*What the exercise asks*. For the word "None", count the lines of the data that include it and give only the total.
[Data for this exercise Boundary: Start]
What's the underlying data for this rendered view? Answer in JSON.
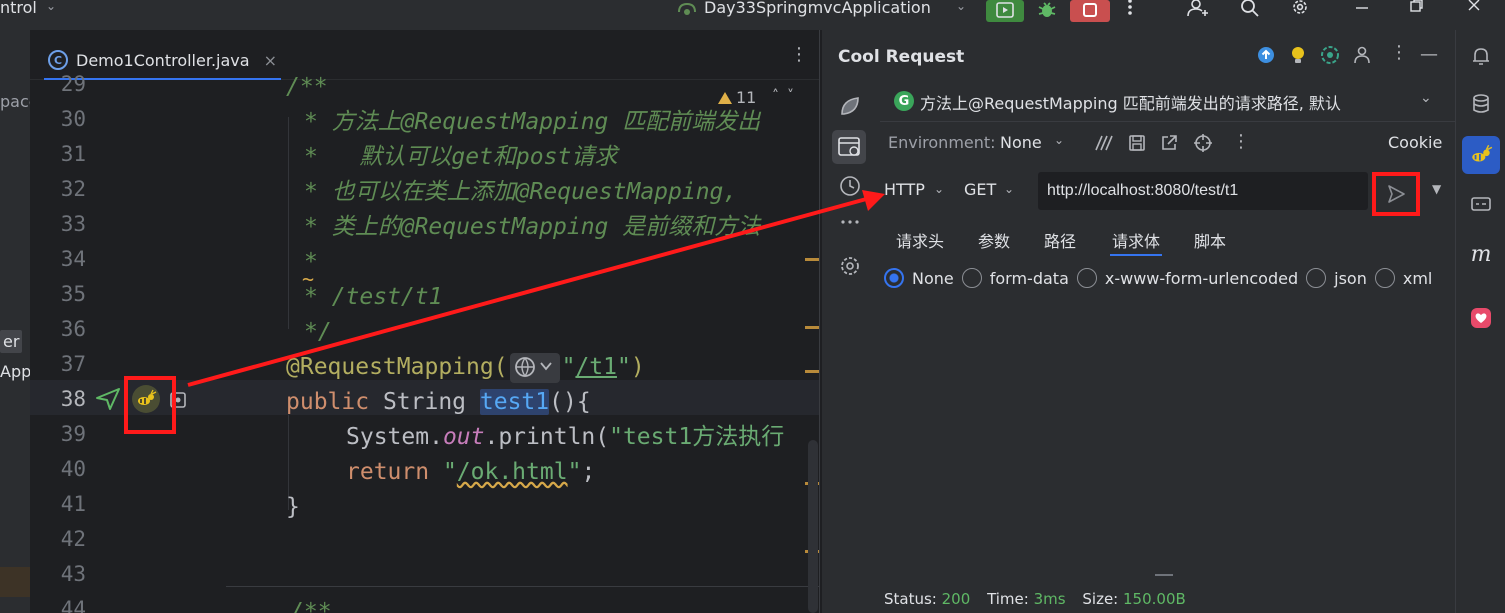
{
  "titlebar": {
    "project_fragment": "ntrol",
    "run_config": "Day33SpringmvcApplication"
  },
  "left_strip": {
    "fragment_1": "pace",
    "fragment_2": "er",
    "fragment_3": "App"
  },
  "editor": {
    "tab_label": "Demo1Controller.java",
    "tab_icon_letter": "C",
    "warning_count": "11",
    "line_numbers": [
      "29",
      "30",
      "31",
      "32",
      "33",
      "34",
      "35",
      "36",
      "37",
      "38",
      "39",
      "40",
      "41",
      "42",
      "43",
      "44"
    ],
    "code": {
      "l29": "/**",
      "l30": "* 方法上@RequestMapping 匹配前端发出",
      "l31": "*   默认可以get和post请求",
      "l32": "* 也可以在类上添加@RequestMapping,",
      "l33": "* 类上的@RequestMapping 是前缀和方法",
      "l34": "*",
      "l34_wave": "~",
      "l35": "* /test/t1",
      "l36": "*/",
      "l37_ann": "@RequestMapping(",
      "l37_str_q1": "\"",
      "l37_str_path": "/t1",
      "l37_str_q2": "\"",
      "l37_close": ")",
      "l38_kw": "public ",
      "l38_type": "String ",
      "l38_fn": "test1",
      "l38_rest": "(){",
      "l39_a": "System.",
      "l39_field": "out",
      "l39_b": ".println(",
      "l39_str": "\"test1方法执行",
      "l40_kw": "return ",
      "l40_q1": "\"",
      "l40_path": "/ok.html",
      "l40_q2": "\"",
      "l40_end": ";",
      "l41": "}",
      "l44": "/**"
    }
  },
  "cool_request": {
    "title": "Cool Request",
    "api_badge": "G",
    "api_text": "方法上@RequestMapping 匹配前端发出的请求路径, 默认",
    "environment_label": "Environment:",
    "environment_value": "None",
    "cookie_label": "Cookie",
    "protocol": "HTTP",
    "method": "GET",
    "url": "http://localhost:8080/test/t1",
    "tabs": [
      "请求头",
      "参数",
      "路径",
      "请求体",
      "脚本"
    ],
    "active_tab": "请求体",
    "body_types": [
      "None",
      "form-data",
      "x-www-form-urlencoded",
      "json",
      "xml"
    ],
    "selected_body_type": "None",
    "status": {
      "status_label": "Status:",
      "status_value": "200",
      "time_label": "Time:",
      "time_value": "3ms",
      "size_label": "Size:",
      "size_value": "150.00B"
    }
  },
  "right_strip": {
    "m_label": "m"
  },
  "colors": {
    "annotation": "#ff1a1a",
    "accent": "#3574f0",
    "status_ok": "#5fb865"
  }
}
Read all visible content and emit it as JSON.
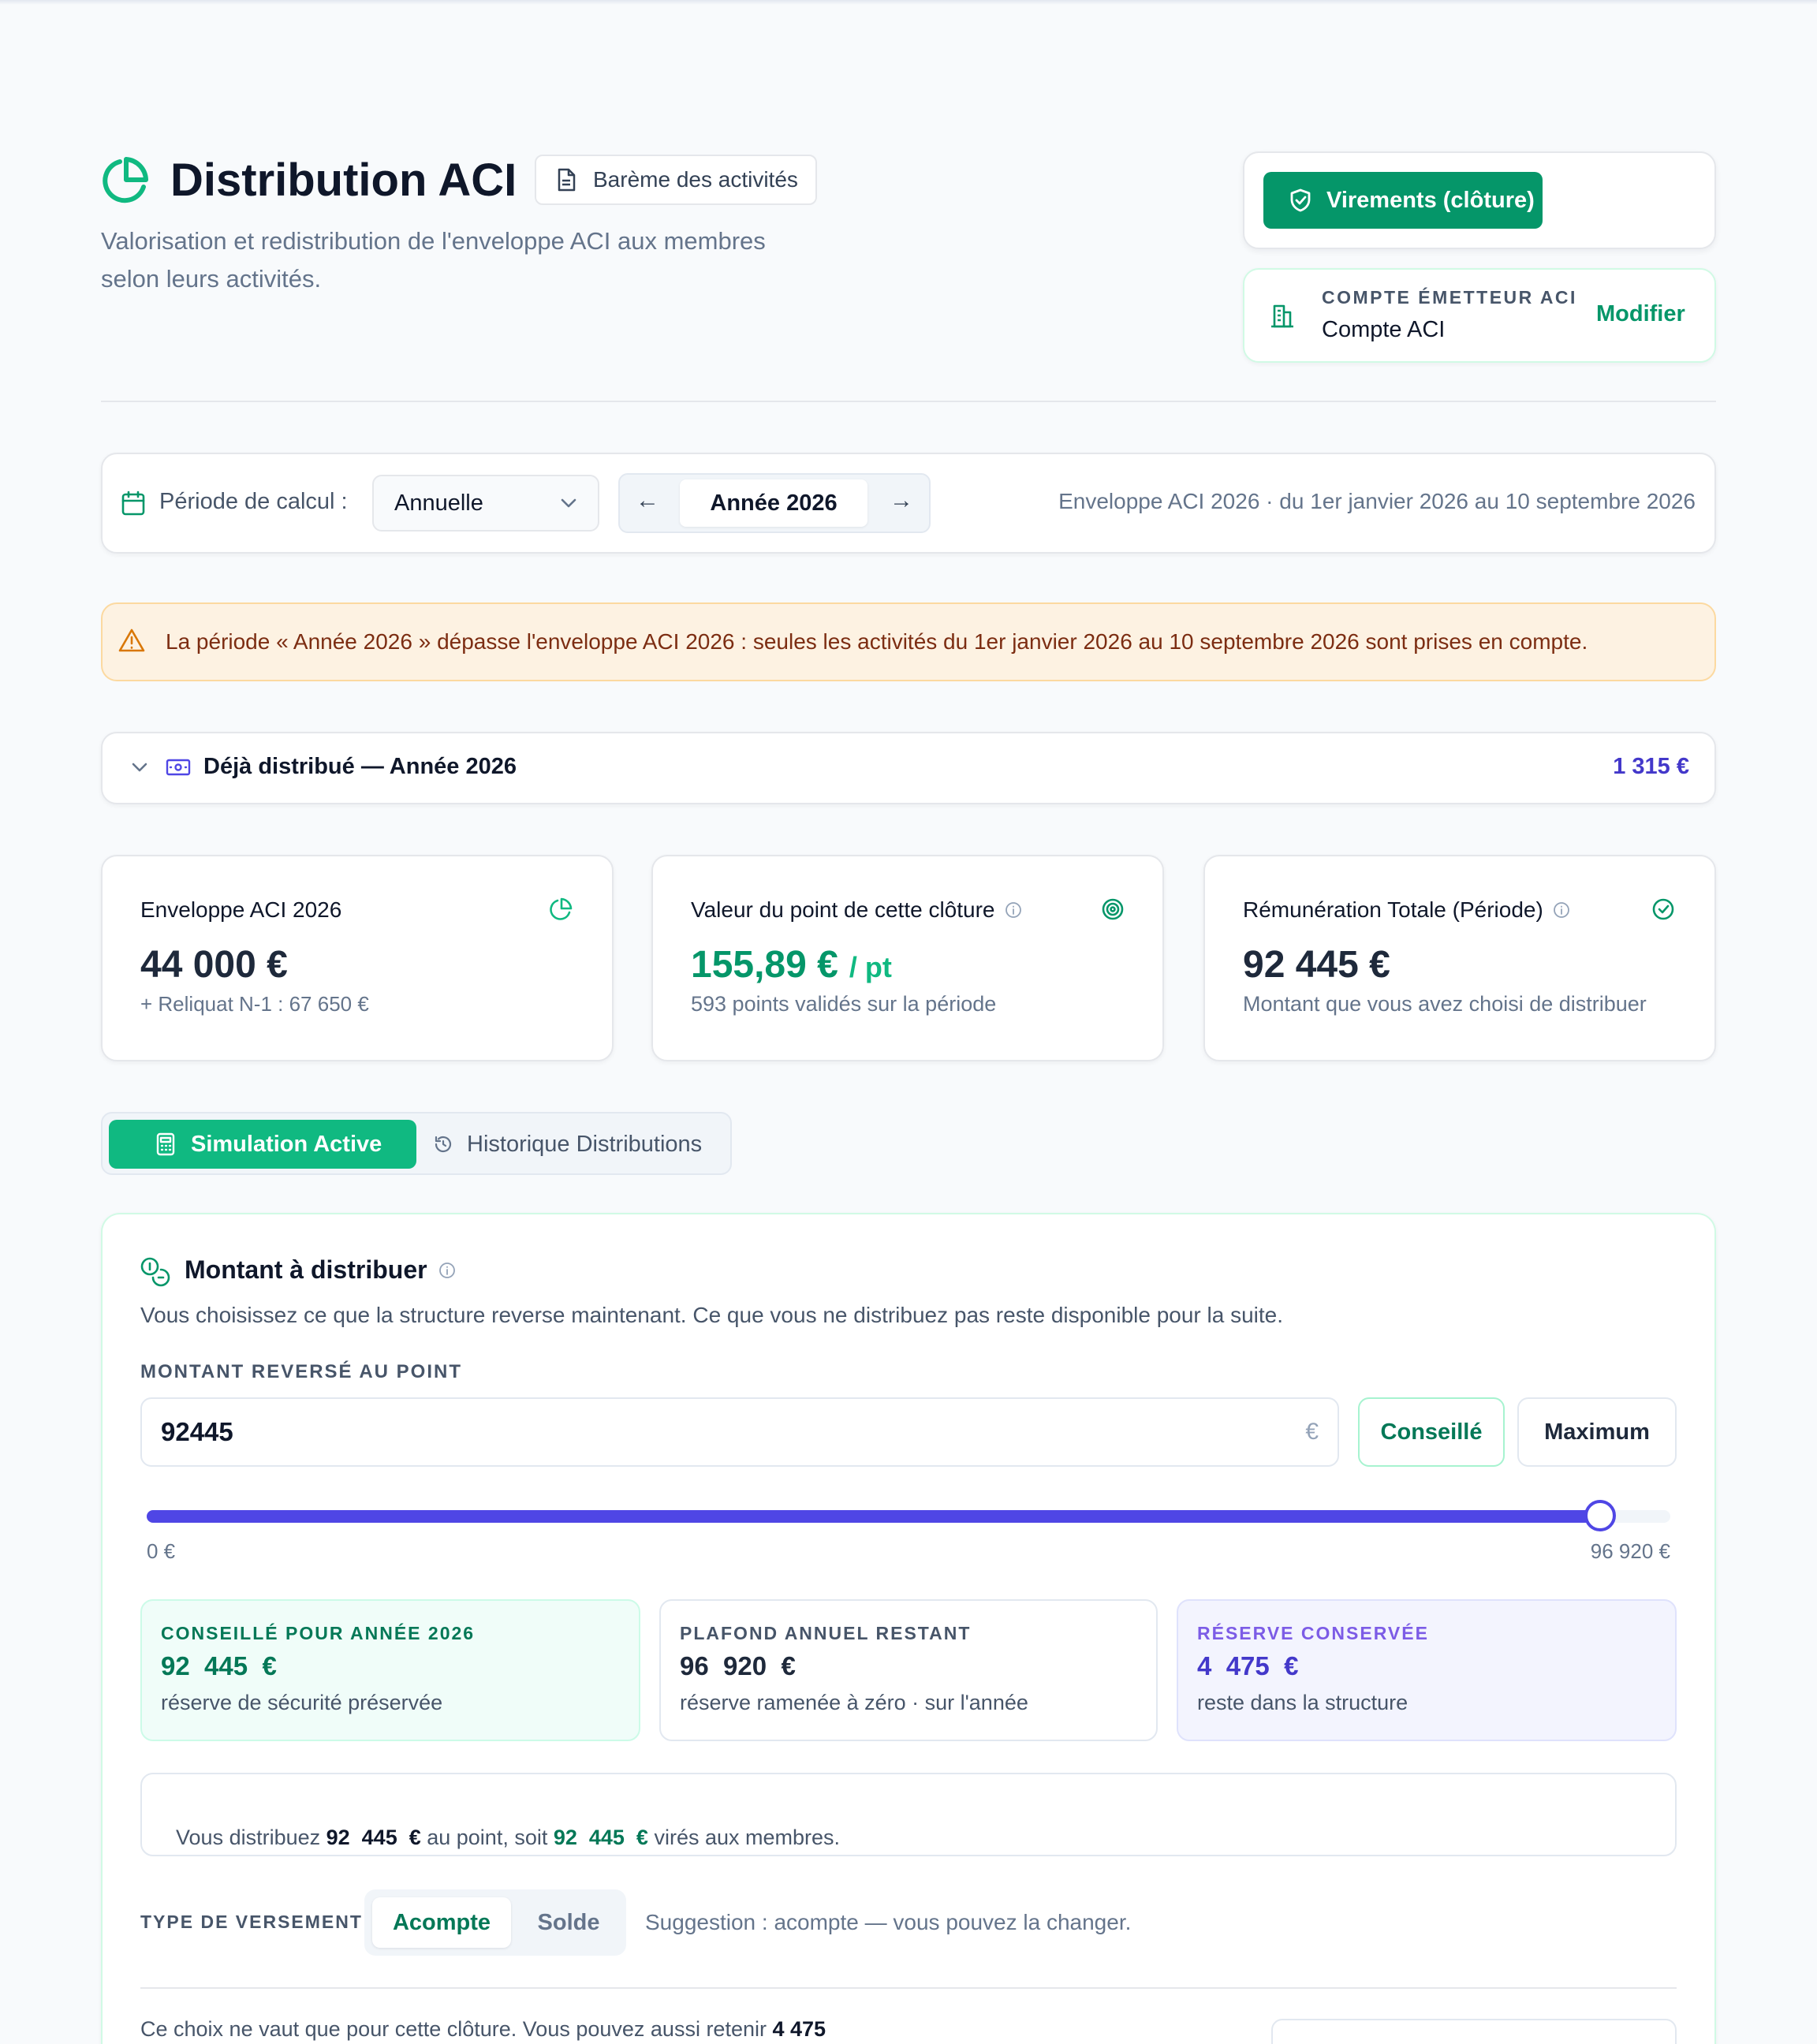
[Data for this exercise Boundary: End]
*Output for this task*. 3